** Opening Record set block **
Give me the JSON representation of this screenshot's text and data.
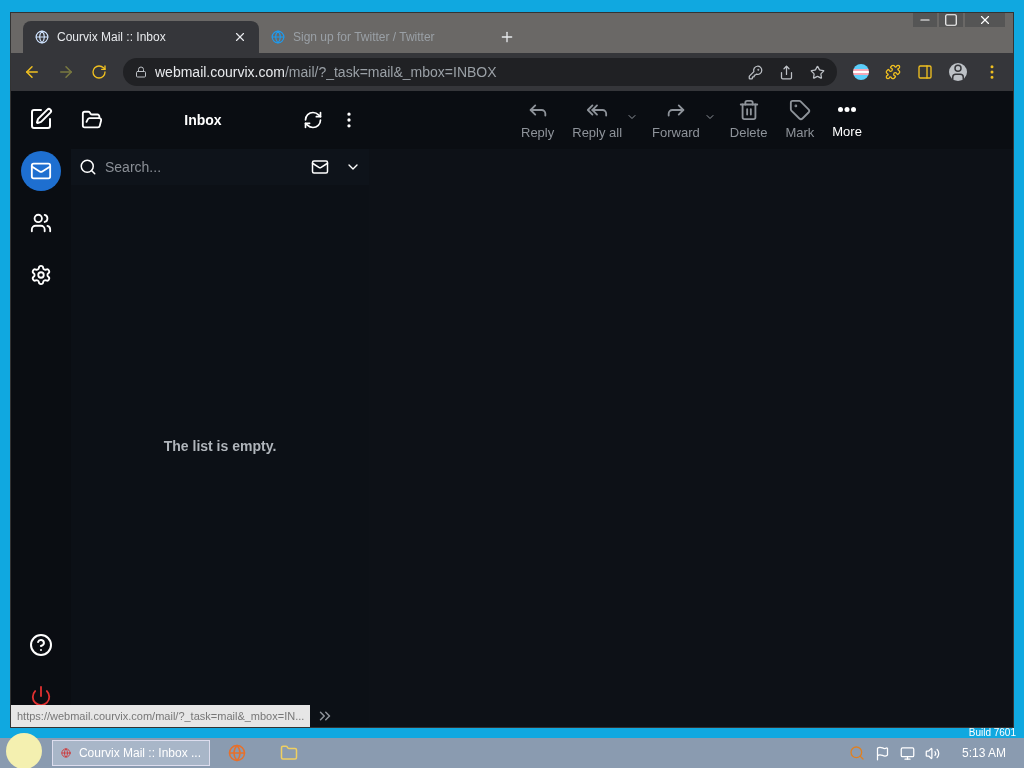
{
  "browser": {
    "tabs": [
      {
        "title": "Courvix Mail :: Inbox",
        "selected": true
      },
      {
        "title": "Sign up for Twitter / Twitter",
        "selected": false
      }
    ],
    "address": {
      "host": "webmail.courvix.com",
      "path": "/mail/?_task=mail&_mbox=INBOX"
    },
    "status_url": "https://webmail.courvix.com/mail/?_task=mail&_mbox=IN..."
  },
  "nav": [
    {
      "kind": "mail",
      "selected": true
    },
    {
      "kind": "contacts",
      "selected": false
    },
    {
      "kind": "settings",
      "selected": false
    }
  ],
  "folder_header": {
    "title": "Inbox"
  },
  "search": {
    "placeholder": "Search..."
  },
  "list_message": "The list is empty.",
  "toolbar": [
    {
      "kind": "reply",
      "label": "Reply",
      "dropdown": false,
      "highlighted": false
    },
    {
      "kind": "replyall",
      "label": "Reply all",
      "dropdown": true,
      "highlighted": false
    },
    {
      "kind": "forward",
      "label": "Forward",
      "dropdown": true,
      "highlighted": false
    },
    {
      "kind": "delete",
      "label": "Delete",
      "dropdown": false,
      "highlighted": false
    },
    {
      "kind": "mark",
      "label": "Mark",
      "dropdown": false,
      "highlighted": false
    },
    {
      "kind": "more",
      "label": "More",
      "dropdown": false,
      "highlighted": true
    }
  ],
  "desktop": {
    "build": "Build 7601"
  },
  "taskbar": {
    "task": "Courvix Mail :: Inbox ...",
    "clock": "5:13 AM"
  }
}
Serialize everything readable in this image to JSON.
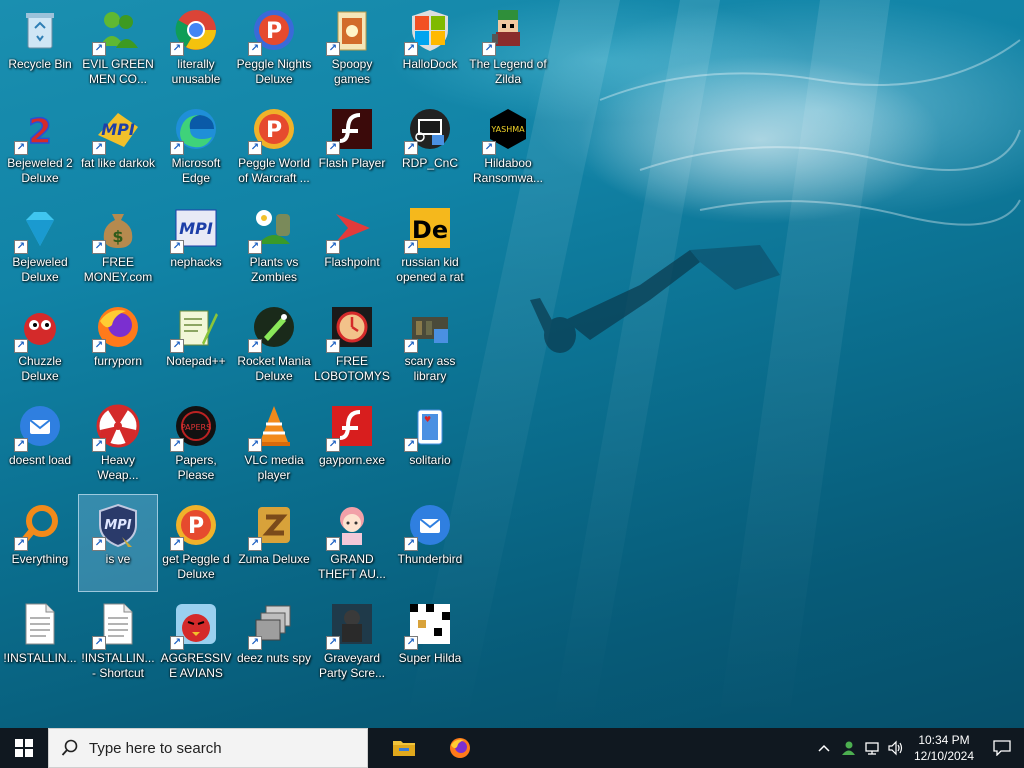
{
  "desktop": {
    "icons": [
      {
        "label": "Recycle Bin",
        "icon": "recycle-bin-icon",
        "shortcut": false
      },
      {
        "label": "EVIL GREEN MEN CO...",
        "icon": "messenger-icon",
        "shortcut": true
      },
      {
        "label": "literally unusable",
        "icon": "chrome-icon",
        "shortcut": true
      },
      {
        "label": "Peggle Nights Deluxe",
        "icon": "peggle-nights-icon",
        "shortcut": true
      },
      {
        "label": "Spoopy games",
        "icon": "folder-icon",
        "shortcut": true
      },
      {
        "label": "HalloDock",
        "icon": "windows-shield-icon",
        "shortcut": true
      },
      {
        "label": "The Legend of Zilda",
        "icon": "pixel-character-icon",
        "shortcut": true
      },
      {
        "label": "Bejeweled 2 Deluxe",
        "icon": "bejeweled2-icon",
        "shortcut": true
      },
      {
        "label": "fat like darkok",
        "icon": "mpi-icon",
        "shortcut": true
      },
      {
        "label": "Microsoft Edge",
        "icon": "edge-icon",
        "shortcut": true
      },
      {
        "label": "Peggle World of Warcraft ...",
        "icon": "peggle-icon",
        "shortcut": true
      },
      {
        "label": "Flash Player",
        "icon": "flash-dark-icon",
        "shortcut": true
      },
      {
        "label": "RDP_CnC",
        "icon": "rdp-icon",
        "shortcut": true
      },
      {
        "label": "Hildaboo Ransomwa...",
        "icon": "yashma-icon",
        "shortcut": true
      },
      {
        "label": "Bejeweled Deluxe",
        "icon": "diamond-icon",
        "shortcut": true
      },
      {
        "label": "FREE MONEY.com",
        "icon": "money-bag-icon",
        "shortcut": true
      },
      {
        "label": "nephacks",
        "icon": "mpi-box-icon",
        "shortcut": true
      },
      {
        "label": "Plants vs Zombies",
        "icon": "plants-icon",
        "shortcut": true
      },
      {
        "label": "Flashpoint",
        "icon": "flashpoint-icon",
        "shortcut": true
      },
      {
        "label": "russian kid opened a rat",
        "icon": "de-icon",
        "shortcut": true
      },
      {
        "label": "Chuzzle Deluxe",
        "icon": "chuzzle-icon",
        "shortcut": true
      },
      {
        "label": "furryporn",
        "icon": "firefox-icon",
        "shortcut": true
      },
      {
        "label": "Notepad++",
        "icon": "notepad-icon",
        "shortcut": true
      },
      {
        "label": "Rocket Mania Deluxe",
        "icon": "rocket-icon",
        "shortcut": true
      },
      {
        "label": "FREE LOBOTOMYS",
        "icon": "clock-icon",
        "shortcut": true
      },
      {
        "label": "scary ass library",
        "icon": "library-icon",
        "shortcut": true
      },
      {
        "label": "doesnt load",
        "icon": "thunderbird-icon",
        "shortcut": true
      },
      {
        "label": "Heavy Weap...",
        "icon": "radiation-icon",
        "shortcut": true
      },
      {
        "label": "Papers, Please",
        "icon": "papers-icon",
        "shortcut": true
      },
      {
        "label": "VLC media player",
        "icon": "vlc-icon",
        "shortcut": true
      },
      {
        "label": "gayporn.exe",
        "icon": "flash-red-icon",
        "shortcut": true
      },
      {
        "label": "solitario",
        "icon": "solitaire-icon",
        "shortcut": true
      },
      {
        "label": "Everything",
        "icon": "search-ring-icon",
        "shortcut": true
      },
      {
        "label": "is ve",
        "icon": "mpi-shield-icon",
        "shortcut": true,
        "selected": true
      },
      {
        "label": "get Peggle d Deluxe",
        "icon": "peggle-icon",
        "shortcut": true
      },
      {
        "label": "Zuma Deluxe",
        "icon": "zuma-icon",
        "shortcut": true
      },
      {
        "label": "GRAND THEFT AU...",
        "icon": "anime-girl-icon",
        "shortcut": true
      },
      {
        "label": "Thunderbird",
        "icon": "thunderbird-icon",
        "shortcut": true
      },
      {
        "label": "!INSTALLIN...",
        "icon": "document-icon",
        "shortcut": false
      },
      {
        "label": "!INSTALLIN... - Shortcut",
        "icon": "document-icon",
        "shortcut": true
      },
      {
        "label": "AGGRESSIVE AVIANS",
        "icon": "angry-bird-icon",
        "shortcut": true
      },
      {
        "label": "deez nuts spy",
        "icon": "windows-stack-icon",
        "shortcut": true
      },
      {
        "label": "Graveyard Party Scre...",
        "icon": "graveyard-icon",
        "shortcut": true
      },
      {
        "label": "Super Hilda",
        "icon": "pixel-map-icon",
        "shortcut": true
      }
    ]
  },
  "taskbar": {
    "search_placeholder": "Type here to search",
    "clock_time": "10:34 PM",
    "clock_date": "12/10/2024",
    "pinned": [
      {
        "name": "file-explorer-icon"
      },
      {
        "name": "firefox-icon"
      }
    ]
  },
  "colors": {
    "taskbar": "#101820",
    "search_bg": "#f3f3f3",
    "water_top": "#1a8fb0",
    "water_bottom": "#064f6a"
  }
}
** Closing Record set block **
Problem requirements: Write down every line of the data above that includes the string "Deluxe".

Solution to the exercise:
        "label": "Peggle Nights Deluxe",
        "label": "Bejeweled 2 Deluxe",
        "label": "Bejeweled Deluxe",
        "label": "Chuzzle Deluxe",
        "label": "Rocket Mania Deluxe",
        "label": "get Peggle d Deluxe",
        "label": "Zuma Deluxe",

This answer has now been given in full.